Richmond Ballet dancers in "An Open Later..." by Matthew Frain. Photo by Sarah Ferguson, Courtesy Richmond Ballet.
What's going on in ballet this week? We've pulled together some highlights.
The Bolshoi Premiere of John Neumeier's Anna Karenina
Last July Hamburg Ballet presented the world premiere of John Neumeier's Anna Karenina, a modern adaptation on Leo Tolstoy's famous novel. Hamburg Ballet coproduced the full-length ballet with the National Ballet of Canada and the Bolshoi, the latter of which will premiere the work March 23 (NBoC will have its premiere in November). The production will feature Bolshoi star Svetlana Zakharova in the title role. This is especially fitting as Neumeier's initial inspiration for the ballet came from Zakharova while they were working together on his Lady of the Camellias. The following video delves into what makes this production stand out.
When former Ballet West principal Michael Beardon took over Ballet Arkansas in 2013, he wanted to find ways to connect the small, 13-member company to the greater dance world and help its young artists develop. “The more interaction they have with knowledgeable and talented choreographers, the faster they’re going to grow,” says Beardon. To do so, he initiated Visions: A Choreographic Competition, an event that also aims to nurture emerging dancemakers and educate audiences. Next week, the second annual Visions competition is set to hit Little Rock’s Center for Performing Arts University Theatre, showcasing the works of five choreographers in an interactive, “So You Think You Can Dance”-style setup.

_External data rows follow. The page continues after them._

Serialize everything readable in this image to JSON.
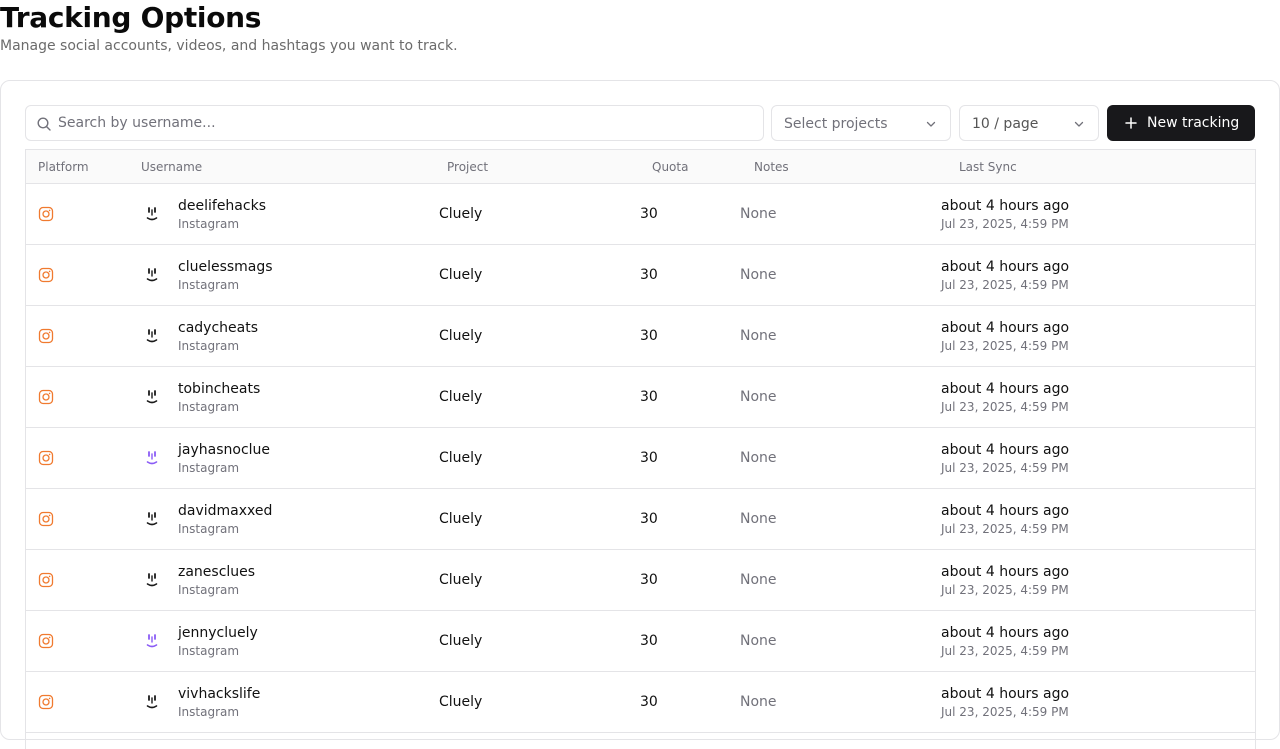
{
  "header": {
    "title": "Tracking Options",
    "subtitle": "Manage social accounts, videos, and hashtags you want to track."
  },
  "toolbar": {
    "search_placeholder": "Search by username...",
    "projects_select": "Select projects",
    "page_size_select": "10 / page",
    "new_button_label": "New tracking"
  },
  "table": {
    "columns": [
      "Platform",
      "Username",
      "Project",
      "Quota",
      "Notes",
      "Last Sync"
    ],
    "rows": [
      {
        "username": "deelifehacks",
        "platform": "Instagram",
        "avatar": "smiley-avatar",
        "project": "Cluely",
        "quota": "30",
        "notes": "None",
        "sync_relative": "about 4 hours ago",
        "sync_absolute": "Jul 23, 2025, 4:59 PM"
      },
      {
        "username": "cluelessmags",
        "platform": "Instagram",
        "avatar": "smiley-avatar",
        "project": "Cluely",
        "quota": "30",
        "notes": "None",
        "sync_relative": "about 4 hours ago",
        "sync_absolute": "Jul 23, 2025, 4:59 PM"
      },
      {
        "username": "cadycheats",
        "platform": "Instagram",
        "avatar": "smiley-avatar",
        "project": "Cluely",
        "quota": "30",
        "notes": "None",
        "sync_relative": "about 4 hours ago",
        "sync_absolute": "Jul 23, 2025, 4:59 PM"
      },
      {
        "username": "tobincheats",
        "platform": "Instagram",
        "avatar": "smiley-avatar",
        "project": "Cluely",
        "quota": "30",
        "notes": "None",
        "sync_relative": "about 4 hours ago",
        "sync_absolute": "Jul 23, 2025, 4:59 PM"
      },
      {
        "username": "jayhasnoclue",
        "platform": "Instagram",
        "avatar": "purple-smiley-avatar",
        "project": "Cluely",
        "quota": "30",
        "notes": "None",
        "sync_relative": "about 4 hours ago",
        "sync_absolute": "Jul 23, 2025, 4:59 PM"
      },
      {
        "username": "davidmaxxed",
        "platform": "Instagram",
        "avatar": "smiley-avatar",
        "project": "Cluely",
        "quota": "30",
        "notes": "None",
        "sync_relative": "about 4 hours ago",
        "sync_absolute": "Jul 23, 2025, 4:59 PM"
      },
      {
        "username": "zanesclues",
        "platform": "Instagram",
        "avatar": "smiley-avatar",
        "project": "Cluely",
        "quota": "30",
        "notes": "None",
        "sync_relative": "about 4 hours ago",
        "sync_absolute": "Jul 23, 2025, 4:59 PM"
      },
      {
        "username": "jennycluely",
        "platform": "Instagram",
        "avatar": "purple-smiley-avatar",
        "project": "Cluely",
        "quota": "30",
        "notes": "None",
        "sync_relative": "about 4 hours ago",
        "sync_absolute": "Jul 23, 2025, 4:59 PM"
      },
      {
        "username": "vivhackslife",
        "platform": "Instagram",
        "avatar": "smiley-avatar",
        "project": "Cluely",
        "quota": "30",
        "notes": "None",
        "sync_relative": "about 4 hours ago",
        "sync_absolute": "Jul 23, 2025, 4:59 PM"
      }
    ]
  },
  "colors": {
    "instagram_icon": "#f07a2f",
    "avatar_dark": "#1a1a1a",
    "avatar_purple": "#8b5cf6",
    "primary_button": "#18181b"
  }
}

This year’s competitors were selected from 31 candidates, and include Boston Ballet corps member Boyko Dossev, former Pacific Northwest Ballet dancer Barry Kerollis, former Ballet West principal and Visceral Dance Chicago dancer Tom Mattingly, Post:Ballet’s Aidan DeYoung and former Houston Ballet soloist Ilya Kozadayev. The choreographers have one week to create a 4–6 minute selection on Ballet Arkansas dancers before a public performance on August 22. A panel of three judges, headlined by Hubbard Street Dance artistic director Glenn Edgarton, will evaluate each work, with the winner receiving a commission to complete their new ballet for the company’s spring program in May 2016.

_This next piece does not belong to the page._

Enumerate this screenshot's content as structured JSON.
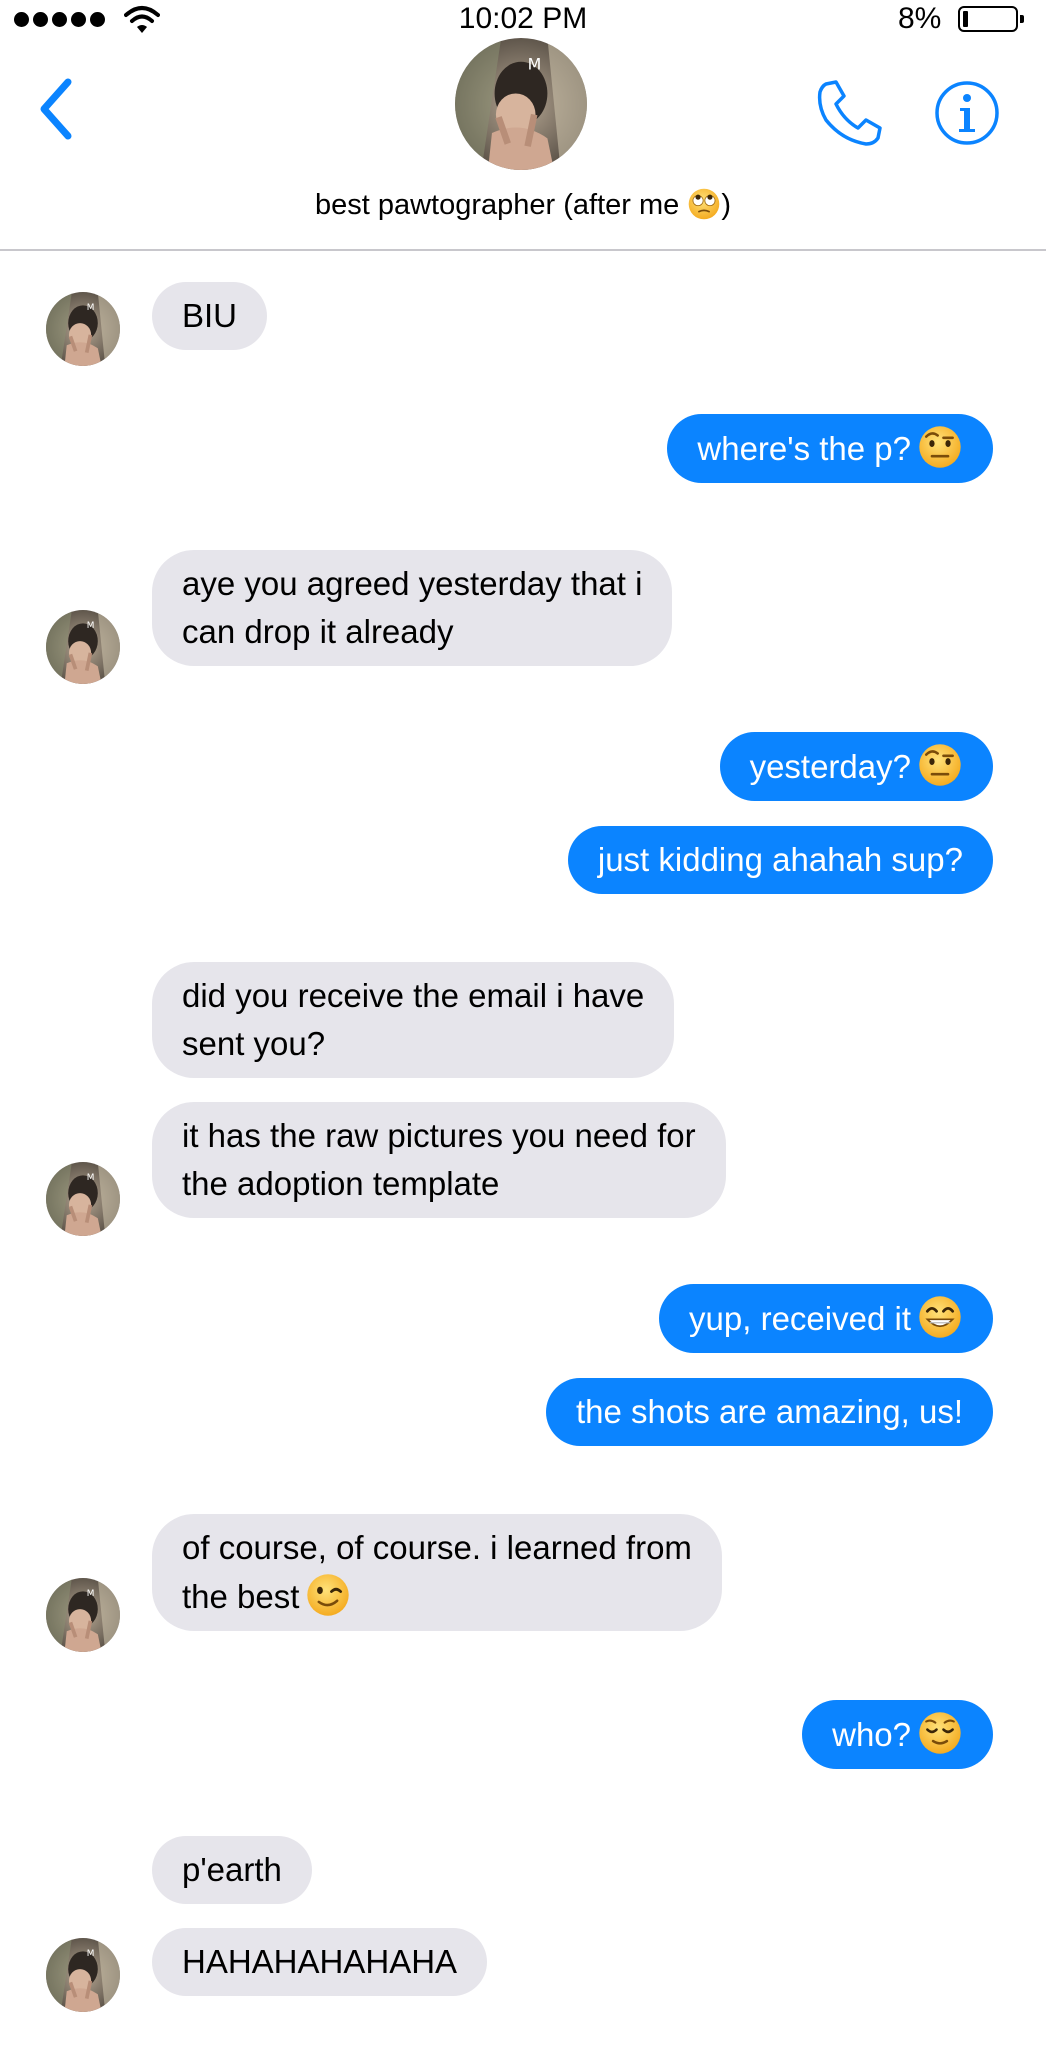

Beardon set up the performance much like an episode of SYTYCD: A short video shot during the rehearsal process introduces the featured choreographer, followed by a performance of his work. Immediately afterward, the finalist takes the stage, where the judges provide live feedback. “The competitors get input on how to make their craft better, but it also educates our audience about what makes good dance,” says Beardon. Each judge receives 25 percent of the vote, but the audience collectively determines the last 25 percent. “They can definitely influence the outcome,” says Beardon, who admits the process also helps him crowd source what his community responds to. “I love to know what they like, and I’ve been pleasantly surprised in the past.” Seems like a smart way to build a devoted audience. For tickets and more information, click here.